ASSIGNED TASK. Where the word "title" occurs in a line of the listing below, copy that line.
###
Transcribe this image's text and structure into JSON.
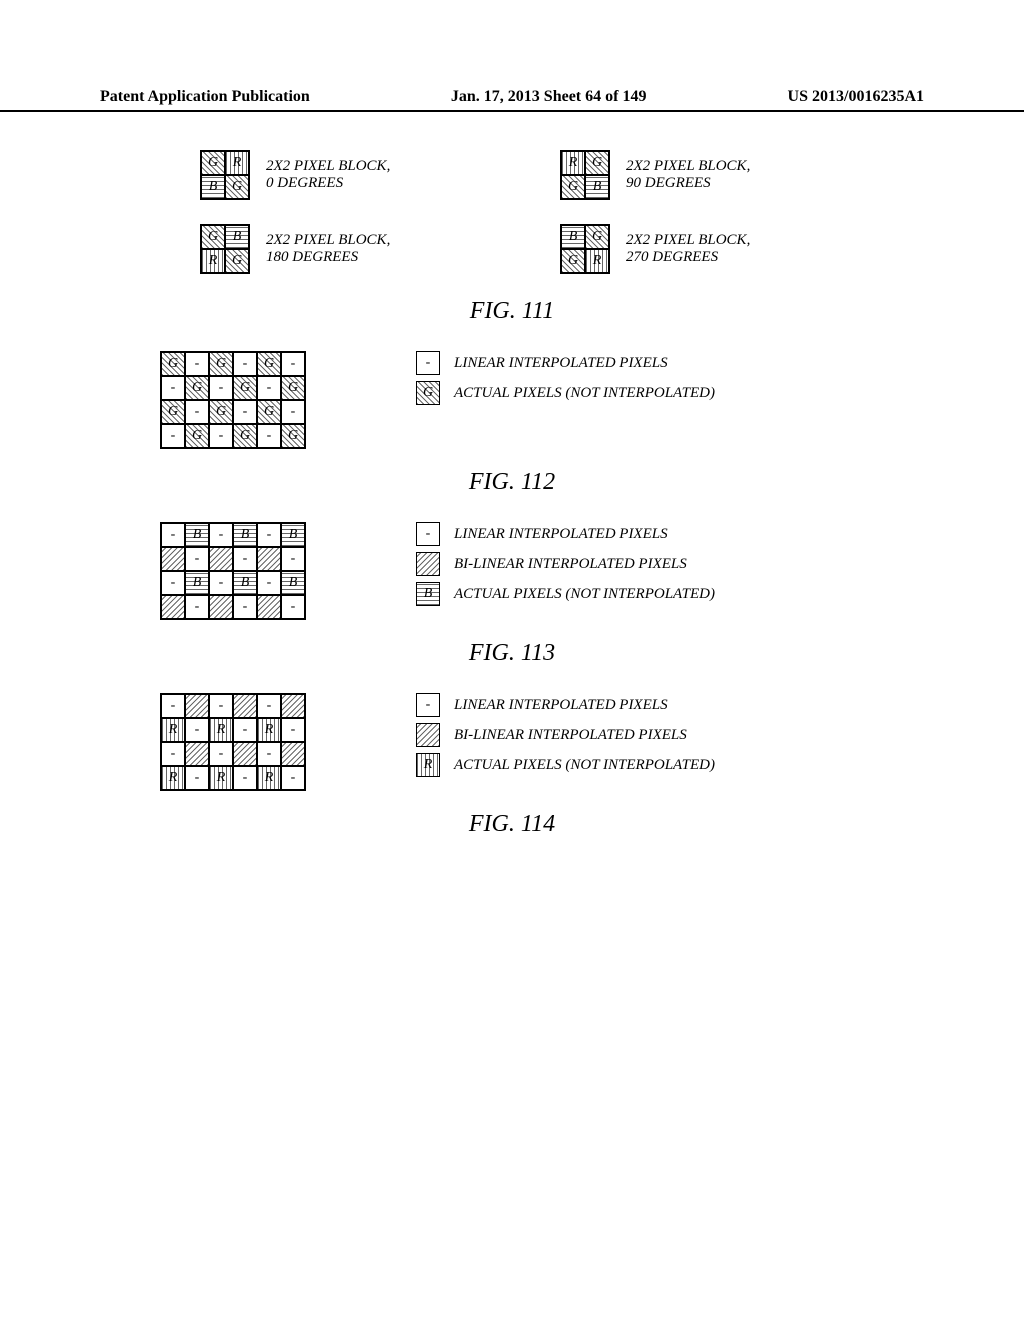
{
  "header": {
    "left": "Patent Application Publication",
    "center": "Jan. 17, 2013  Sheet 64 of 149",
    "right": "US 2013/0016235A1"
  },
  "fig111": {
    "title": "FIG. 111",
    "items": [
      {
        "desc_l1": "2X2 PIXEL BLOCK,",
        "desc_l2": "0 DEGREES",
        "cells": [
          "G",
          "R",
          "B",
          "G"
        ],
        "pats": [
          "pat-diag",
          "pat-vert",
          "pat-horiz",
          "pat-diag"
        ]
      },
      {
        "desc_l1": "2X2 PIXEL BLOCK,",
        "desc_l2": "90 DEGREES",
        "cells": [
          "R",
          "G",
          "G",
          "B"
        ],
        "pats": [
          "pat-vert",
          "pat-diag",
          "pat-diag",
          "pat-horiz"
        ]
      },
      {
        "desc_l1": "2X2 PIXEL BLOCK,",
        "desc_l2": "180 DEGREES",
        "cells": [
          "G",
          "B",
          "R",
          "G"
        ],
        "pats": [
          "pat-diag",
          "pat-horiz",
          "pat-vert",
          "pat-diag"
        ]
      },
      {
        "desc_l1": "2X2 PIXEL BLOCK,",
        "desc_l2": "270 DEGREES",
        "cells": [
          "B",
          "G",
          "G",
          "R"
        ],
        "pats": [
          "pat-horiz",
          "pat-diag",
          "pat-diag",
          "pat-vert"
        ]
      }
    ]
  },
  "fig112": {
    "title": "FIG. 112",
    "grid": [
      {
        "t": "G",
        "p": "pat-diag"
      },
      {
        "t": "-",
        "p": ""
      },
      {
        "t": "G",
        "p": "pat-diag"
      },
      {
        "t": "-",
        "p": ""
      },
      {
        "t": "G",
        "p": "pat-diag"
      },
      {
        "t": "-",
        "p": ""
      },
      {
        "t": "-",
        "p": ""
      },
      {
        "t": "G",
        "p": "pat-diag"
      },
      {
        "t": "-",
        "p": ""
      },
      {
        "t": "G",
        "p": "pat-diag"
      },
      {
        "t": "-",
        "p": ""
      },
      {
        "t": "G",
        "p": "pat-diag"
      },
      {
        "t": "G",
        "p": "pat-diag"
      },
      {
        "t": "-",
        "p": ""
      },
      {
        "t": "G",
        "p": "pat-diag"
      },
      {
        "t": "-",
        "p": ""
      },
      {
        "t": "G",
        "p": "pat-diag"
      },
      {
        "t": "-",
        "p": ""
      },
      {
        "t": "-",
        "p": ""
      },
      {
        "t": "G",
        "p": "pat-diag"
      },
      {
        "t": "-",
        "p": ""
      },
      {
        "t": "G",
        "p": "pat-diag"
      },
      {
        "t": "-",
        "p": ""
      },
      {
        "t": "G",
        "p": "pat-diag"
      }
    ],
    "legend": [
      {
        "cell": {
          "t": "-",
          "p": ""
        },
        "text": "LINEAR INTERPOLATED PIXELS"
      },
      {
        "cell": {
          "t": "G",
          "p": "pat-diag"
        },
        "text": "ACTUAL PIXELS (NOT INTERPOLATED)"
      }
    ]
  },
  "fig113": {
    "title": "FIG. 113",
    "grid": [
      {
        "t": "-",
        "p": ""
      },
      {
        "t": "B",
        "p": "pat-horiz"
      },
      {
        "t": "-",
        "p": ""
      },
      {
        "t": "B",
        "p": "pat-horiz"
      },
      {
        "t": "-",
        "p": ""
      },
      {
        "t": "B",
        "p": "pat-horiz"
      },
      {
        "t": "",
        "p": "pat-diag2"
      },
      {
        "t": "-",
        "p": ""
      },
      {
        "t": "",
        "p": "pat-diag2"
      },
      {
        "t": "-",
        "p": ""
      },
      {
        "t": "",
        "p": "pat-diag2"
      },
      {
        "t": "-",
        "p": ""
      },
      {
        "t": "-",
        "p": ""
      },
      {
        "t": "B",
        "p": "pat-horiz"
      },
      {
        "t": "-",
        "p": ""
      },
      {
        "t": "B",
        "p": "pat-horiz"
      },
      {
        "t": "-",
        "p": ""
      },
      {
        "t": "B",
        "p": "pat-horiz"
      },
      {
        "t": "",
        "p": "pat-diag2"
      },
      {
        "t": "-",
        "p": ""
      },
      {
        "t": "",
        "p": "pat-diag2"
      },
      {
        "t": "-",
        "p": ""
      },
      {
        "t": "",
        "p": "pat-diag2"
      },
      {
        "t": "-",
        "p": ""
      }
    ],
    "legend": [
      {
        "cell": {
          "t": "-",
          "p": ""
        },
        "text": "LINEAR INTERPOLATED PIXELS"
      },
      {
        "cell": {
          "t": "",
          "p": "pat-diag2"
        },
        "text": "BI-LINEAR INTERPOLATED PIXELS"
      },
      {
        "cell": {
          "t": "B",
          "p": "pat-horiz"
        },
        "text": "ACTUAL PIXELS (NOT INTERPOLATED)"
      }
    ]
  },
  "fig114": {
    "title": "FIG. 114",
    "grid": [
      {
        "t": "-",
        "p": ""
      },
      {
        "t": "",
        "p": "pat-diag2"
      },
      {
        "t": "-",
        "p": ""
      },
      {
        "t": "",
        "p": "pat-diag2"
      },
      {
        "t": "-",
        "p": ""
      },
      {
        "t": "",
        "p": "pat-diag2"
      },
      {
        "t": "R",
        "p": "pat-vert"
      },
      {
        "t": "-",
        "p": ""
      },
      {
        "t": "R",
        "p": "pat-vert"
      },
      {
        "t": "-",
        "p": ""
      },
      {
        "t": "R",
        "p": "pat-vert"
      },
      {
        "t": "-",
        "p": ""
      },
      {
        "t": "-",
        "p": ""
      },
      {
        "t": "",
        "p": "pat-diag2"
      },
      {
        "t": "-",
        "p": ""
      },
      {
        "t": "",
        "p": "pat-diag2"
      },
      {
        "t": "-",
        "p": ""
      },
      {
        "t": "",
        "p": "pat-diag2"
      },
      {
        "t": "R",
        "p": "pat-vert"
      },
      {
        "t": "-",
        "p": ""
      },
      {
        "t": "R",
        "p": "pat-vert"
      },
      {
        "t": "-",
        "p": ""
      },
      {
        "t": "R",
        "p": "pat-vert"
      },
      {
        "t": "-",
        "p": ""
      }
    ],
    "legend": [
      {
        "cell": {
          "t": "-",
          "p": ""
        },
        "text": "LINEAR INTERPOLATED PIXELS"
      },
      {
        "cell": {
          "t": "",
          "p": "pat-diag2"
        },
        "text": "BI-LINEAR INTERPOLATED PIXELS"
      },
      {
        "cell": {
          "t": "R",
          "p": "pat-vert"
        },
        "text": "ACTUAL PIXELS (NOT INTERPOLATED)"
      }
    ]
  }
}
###
TASK ANSWER.
    "title": "FIG. 111",
    "title": "FIG. 112",
    "title": "FIG. 113",
    "title": "FIG. 114",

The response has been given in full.